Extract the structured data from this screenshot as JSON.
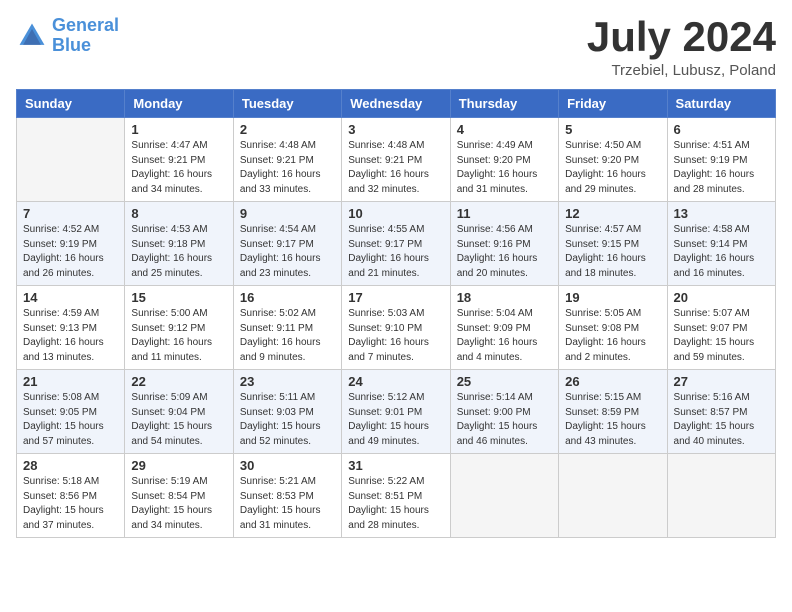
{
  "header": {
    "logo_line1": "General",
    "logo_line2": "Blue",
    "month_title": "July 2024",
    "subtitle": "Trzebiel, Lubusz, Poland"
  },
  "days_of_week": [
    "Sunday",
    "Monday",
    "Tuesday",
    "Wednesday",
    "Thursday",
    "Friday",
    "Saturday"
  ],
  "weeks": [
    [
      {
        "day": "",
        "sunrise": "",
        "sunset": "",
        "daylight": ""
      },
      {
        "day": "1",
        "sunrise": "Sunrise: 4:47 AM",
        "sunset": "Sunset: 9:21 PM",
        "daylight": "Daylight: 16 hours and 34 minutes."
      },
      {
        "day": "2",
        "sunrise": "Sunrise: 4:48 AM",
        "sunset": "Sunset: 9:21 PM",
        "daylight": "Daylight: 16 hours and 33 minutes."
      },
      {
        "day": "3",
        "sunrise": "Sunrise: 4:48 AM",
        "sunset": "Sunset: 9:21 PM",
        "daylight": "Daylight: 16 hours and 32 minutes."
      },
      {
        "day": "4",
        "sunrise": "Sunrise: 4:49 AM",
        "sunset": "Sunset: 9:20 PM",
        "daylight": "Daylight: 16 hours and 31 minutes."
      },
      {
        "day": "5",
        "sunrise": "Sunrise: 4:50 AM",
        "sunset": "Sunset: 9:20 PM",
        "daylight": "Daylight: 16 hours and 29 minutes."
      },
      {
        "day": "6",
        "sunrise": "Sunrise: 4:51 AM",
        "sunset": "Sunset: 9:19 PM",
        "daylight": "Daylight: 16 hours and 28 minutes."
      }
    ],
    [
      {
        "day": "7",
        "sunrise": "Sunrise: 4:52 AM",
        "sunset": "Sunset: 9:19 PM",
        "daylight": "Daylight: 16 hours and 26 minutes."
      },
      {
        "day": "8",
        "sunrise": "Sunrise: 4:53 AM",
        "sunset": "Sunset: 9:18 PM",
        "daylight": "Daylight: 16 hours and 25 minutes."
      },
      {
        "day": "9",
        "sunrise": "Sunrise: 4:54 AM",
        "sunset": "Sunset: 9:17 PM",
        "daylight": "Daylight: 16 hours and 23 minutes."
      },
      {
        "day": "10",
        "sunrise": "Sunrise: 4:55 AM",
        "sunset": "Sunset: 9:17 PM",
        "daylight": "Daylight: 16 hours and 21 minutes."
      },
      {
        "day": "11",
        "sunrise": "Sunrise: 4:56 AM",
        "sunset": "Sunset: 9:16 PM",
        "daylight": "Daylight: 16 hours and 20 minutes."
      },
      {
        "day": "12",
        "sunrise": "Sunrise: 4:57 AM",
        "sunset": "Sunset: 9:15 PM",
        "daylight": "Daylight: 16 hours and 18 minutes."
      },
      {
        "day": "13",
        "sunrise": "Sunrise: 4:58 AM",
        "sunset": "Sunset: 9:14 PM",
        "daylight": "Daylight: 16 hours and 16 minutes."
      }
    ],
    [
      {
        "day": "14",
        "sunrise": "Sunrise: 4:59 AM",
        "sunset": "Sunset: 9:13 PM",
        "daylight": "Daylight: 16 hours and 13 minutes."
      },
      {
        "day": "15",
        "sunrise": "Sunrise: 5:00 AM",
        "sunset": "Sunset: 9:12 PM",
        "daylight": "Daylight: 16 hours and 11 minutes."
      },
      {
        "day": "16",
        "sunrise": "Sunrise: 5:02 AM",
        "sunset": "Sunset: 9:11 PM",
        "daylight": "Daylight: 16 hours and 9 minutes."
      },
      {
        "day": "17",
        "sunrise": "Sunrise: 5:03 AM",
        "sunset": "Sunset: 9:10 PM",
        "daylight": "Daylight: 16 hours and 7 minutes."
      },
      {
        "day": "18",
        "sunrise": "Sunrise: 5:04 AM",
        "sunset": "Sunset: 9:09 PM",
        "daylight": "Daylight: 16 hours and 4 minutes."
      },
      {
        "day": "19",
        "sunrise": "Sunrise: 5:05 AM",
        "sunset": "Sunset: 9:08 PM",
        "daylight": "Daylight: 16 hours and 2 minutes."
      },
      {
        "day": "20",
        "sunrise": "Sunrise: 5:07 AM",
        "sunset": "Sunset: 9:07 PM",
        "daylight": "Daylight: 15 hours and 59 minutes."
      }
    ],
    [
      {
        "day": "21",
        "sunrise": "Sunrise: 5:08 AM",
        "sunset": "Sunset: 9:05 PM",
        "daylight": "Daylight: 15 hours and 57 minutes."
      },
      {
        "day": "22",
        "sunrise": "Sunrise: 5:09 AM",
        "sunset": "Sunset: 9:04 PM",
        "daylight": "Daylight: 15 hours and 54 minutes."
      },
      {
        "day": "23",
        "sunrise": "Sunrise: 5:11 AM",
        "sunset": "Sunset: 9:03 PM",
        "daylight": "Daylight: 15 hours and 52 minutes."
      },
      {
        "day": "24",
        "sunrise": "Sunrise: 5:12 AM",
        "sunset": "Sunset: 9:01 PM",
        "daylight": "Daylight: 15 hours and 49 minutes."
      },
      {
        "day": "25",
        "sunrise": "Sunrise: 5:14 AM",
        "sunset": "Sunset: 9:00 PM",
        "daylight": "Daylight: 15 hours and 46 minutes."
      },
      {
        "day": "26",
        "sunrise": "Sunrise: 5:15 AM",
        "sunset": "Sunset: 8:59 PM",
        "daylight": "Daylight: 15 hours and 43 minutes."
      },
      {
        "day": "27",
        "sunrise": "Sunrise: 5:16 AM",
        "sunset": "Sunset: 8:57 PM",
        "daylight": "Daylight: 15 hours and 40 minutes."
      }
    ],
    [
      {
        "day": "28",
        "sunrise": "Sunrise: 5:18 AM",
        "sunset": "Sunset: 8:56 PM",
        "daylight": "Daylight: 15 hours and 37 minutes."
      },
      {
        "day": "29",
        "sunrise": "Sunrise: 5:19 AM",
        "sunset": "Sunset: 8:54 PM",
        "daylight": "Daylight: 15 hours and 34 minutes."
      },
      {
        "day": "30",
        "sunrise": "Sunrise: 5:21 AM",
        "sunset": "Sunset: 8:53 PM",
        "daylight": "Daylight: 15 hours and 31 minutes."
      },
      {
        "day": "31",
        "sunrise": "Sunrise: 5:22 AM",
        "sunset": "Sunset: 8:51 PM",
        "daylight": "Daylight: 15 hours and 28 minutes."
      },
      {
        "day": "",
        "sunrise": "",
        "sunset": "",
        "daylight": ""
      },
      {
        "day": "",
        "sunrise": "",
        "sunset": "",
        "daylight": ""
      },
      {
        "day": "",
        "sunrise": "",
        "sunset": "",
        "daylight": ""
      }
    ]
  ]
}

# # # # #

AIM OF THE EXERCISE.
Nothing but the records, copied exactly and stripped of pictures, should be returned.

RESULT.
Extract the structured data from this screenshot as JSON.
{
  "header": {
    "logo_line1": "General",
    "logo_line2": "Blue",
    "month_title": "July 2024",
    "subtitle": "Trzebiel, Lubusz, Poland"
  },
  "days_of_week": [
    "Sunday",
    "Monday",
    "Tuesday",
    "Wednesday",
    "Thursday",
    "Friday",
    "Saturday"
  ],
  "weeks": [
    [
      {
        "day": "",
        "sunrise": "",
        "sunset": "",
        "daylight": ""
      },
      {
        "day": "1",
        "sunrise": "Sunrise: 4:47 AM",
        "sunset": "Sunset: 9:21 PM",
        "daylight": "Daylight: 16 hours and 34 minutes."
      },
      {
        "day": "2",
        "sunrise": "Sunrise: 4:48 AM",
        "sunset": "Sunset: 9:21 PM",
        "daylight": "Daylight: 16 hours and 33 minutes."
      },
      {
        "day": "3",
        "sunrise": "Sunrise: 4:48 AM",
        "sunset": "Sunset: 9:21 PM",
        "daylight": "Daylight: 16 hours and 32 minutes."
      },
      {
        "day": "4",
        "sunrise": "Sunrise: 4:49 AM",
        "sunset": "Sunset: 9:20 PM",
        "daylight": "Daylight: 16 hours and 31 minutes."
      },
      {
        "day": "5",
        "sunrise": "Sunrise: 4:50 AM",
        "sunset": "Sunset: 9:20 PM",
        "daylight": "Daylight: 16 hours and 29 minutes."
      },
      {
        "day": "6",
        "sunrise": "Sunrise: 4:51 AM",
        "sunset": "Sunset: 9:19 PM",
        "daylight": "Daylight: 16 hours and 28 minutes."
      }
    ],
    [
      {
        "day": "7",
        "sunrise": "Sunrise: 4:52 AM",
        "sunset": "Sunset: 9:19 PM",
        "daylight": "Daylight: 16 hours and 26 minutes."
      },
      {
        "day": "8",
        "sunrise": "Sunrise: 4:53 AM",
        "sunset": "Sunset: 9:18 PM",
        "daylight": "Daylight: 16 hours and 25 minutes."
      },
      {
        "day": "9",
        "sunrise": "Sunrise: 4:54 AM",
        "sunset": "Sunset: 9:17 PM",
        "daylight": "Daylight: 16 hours and 23 minutes."
      },
      {
        "day": "10",
        "sunrise": "Sunrise: 4:55 AM",
        "sunset": "Sunset: 9:17 PM",
        "daylight": "Daylight: 16 hours and 21 minutes."
      },
      {
        "day": "11",
        "sunrise": "Sunrise: 4:56 AM",
        "sunset": "Sunset: 9:16 PM",
        "daylight": "Daylight: 16 hours and 20 minutes."
      },
      {
        "day": "12",
        "sunrise": "Sunrise: 4:57 AM",
        "sunset": "Sunset: 9:15 PM",
        "daylight": "Daylight: 16 hours and 18 minutes."
      },
      {
        "day": "13",
        "sunrise": "Sunrise: 4:58 AM",
        "sunset": "Sunset: 9:14 PM",
        "daylight": "Daylight: 16 hours and 16 minutes."
      }
    ],
    [
      {
        "day": "14",
        "sunrise": "Sunrise: 4:59 AM",
        "sunset": "Sunset: 9:13 PM",
        "daylight": "Daylight: 16 hours and 13 minutes."
      },
      {
        "day": "15",
        "sunrise": "Sunrise: 5:00 AM",
        "sunset": "Sunset: 9:12 PM",
        "daylight": "Daylight: 16 hours and 11 minutes."
      },
      {
        "day": "16",
        "sunrise": "Sunrise: 5:02 AM",
        "sunset": "Sunset: 9:11 PM",
        "daylight": "Daylight: 16 hours and 9 minutes."
      },
      {
        "day": "17",
        "sunrise": "Sunrise: 5:03 AM",
        "sunset": "Sunset: 9:10 PM",
        "daylight": "Daylight: 16 hours and 7 minutes."
      },
      {
        "day": "18",
        "sunrise": "Sunrise: 5:04 AM",
        "sunset": "Sunset: 9:09 PM",
        "daylight": "Daylight: 16 hours and 4 minutes."
      },
      {
        "day": "19",
        "sunrise": "Sunrise: 5:05 AM",
        "sunset": "Sunset: 9:08 PM",
        "daylight": "Daylight: 16 hours and 2 minutes."
      },
      {
        "day": "20",
        "sunrise": "Sunrise: 5:07 AM",
        "sunset": "Sunset: 9:07 PM",
        "daylight": "Daylight: 15 hours and 59 minutes."
      }
    ],
    [
      {
        "day": "21",
        "sunrise": "Sunrise: 5:08 AM",
        "sunset": "Sunset: 9:05 PM",
        "daylight": "Daylight: 15 hours and 57 minutes."
      },
      {
        "day": "22",
        "sunrise": "Sunrise: 5:09 AM",
        "sunset": "Sunset: 9:04 PM",
        "daylight": "Daylight: 15 hours and 54 minutes."
      },
      {
        "day": "23",
        "sunrise": "Sunrise: 5:11 AM",
        "sunset": "Sunset: 9:03 PM",
        "daylight": "Daylight: 15 hours and 52 minutes."
      },
      {
        "day": "24",
        "sunrise": "Sunrise: 5:12 AM",
        "sunset": "Sunset: 9:01 PM",
        "daylight": "Daylight: 15 hours and 49 minutes."
      },
      {
        "day": "25",
        "sunrise": "Sunrise: 5:14 AM",
        "sunset": "Sunset: 9:00 PM",
        "daylight": "Daylight: 15 hours and 46 minutes."
      },
      {
        "day": "26",
        "sunrise": "Sunrise: 5:15 AM",
        "sunset": "Sunset: 8:59 PM",
        "daylight": "Daylight: 15 hours and 43 minutes."
      },
      {
        "day": "27",
        "sunrise": "Sunrise: 5:16 AM",
        "sunset": "Sunset: 8:57 PM",
        "daylight": "Daylight: 15 hours and 40 minutes."
      }
    ],
    [
      {
        "day": "28",
        "sunrise": "Sunrise: 5:18 AM",
        "sunset": "Sunset: 8:56 PM",
        "daylight": "Daylight: 15 hours and 37 minutes."
      },
      {
        "day": "29",
        "sunrise": "Sunrise: 5:19 AM",
        "sunset": "Sunset: 8:54 PM",
        "daylight": "Daylight: 15 hours and 34 minutes."
      },
      {
        "day": "30",
        "sunrise": "Sunrise: 5:21 AM",
        "sunset": "Sunset: 8:53 PM",
        "daylight": "Daylight: 15 hours and 31 minutes."
      },
      {
        "day": "31",
        "sunrise": "Sunrise: 5:22 AM",
        "sunset": "Sunset: 8:51 PM",
        "daylight": "Daylight: 15 hours and 28 minutes."
      },
      {
        "day": "",
        "sunrise": "",
        "sunset": "",
        "daylight": ""
      },
      {
        "day": "",
        "sunrise": "",
        "sunset": "",
        "daylight": ""
      },
      {
        "day": "",
        "sunrise": "",
        "sunset": "",
        "daylight": ""
      }
    ]
  ]
}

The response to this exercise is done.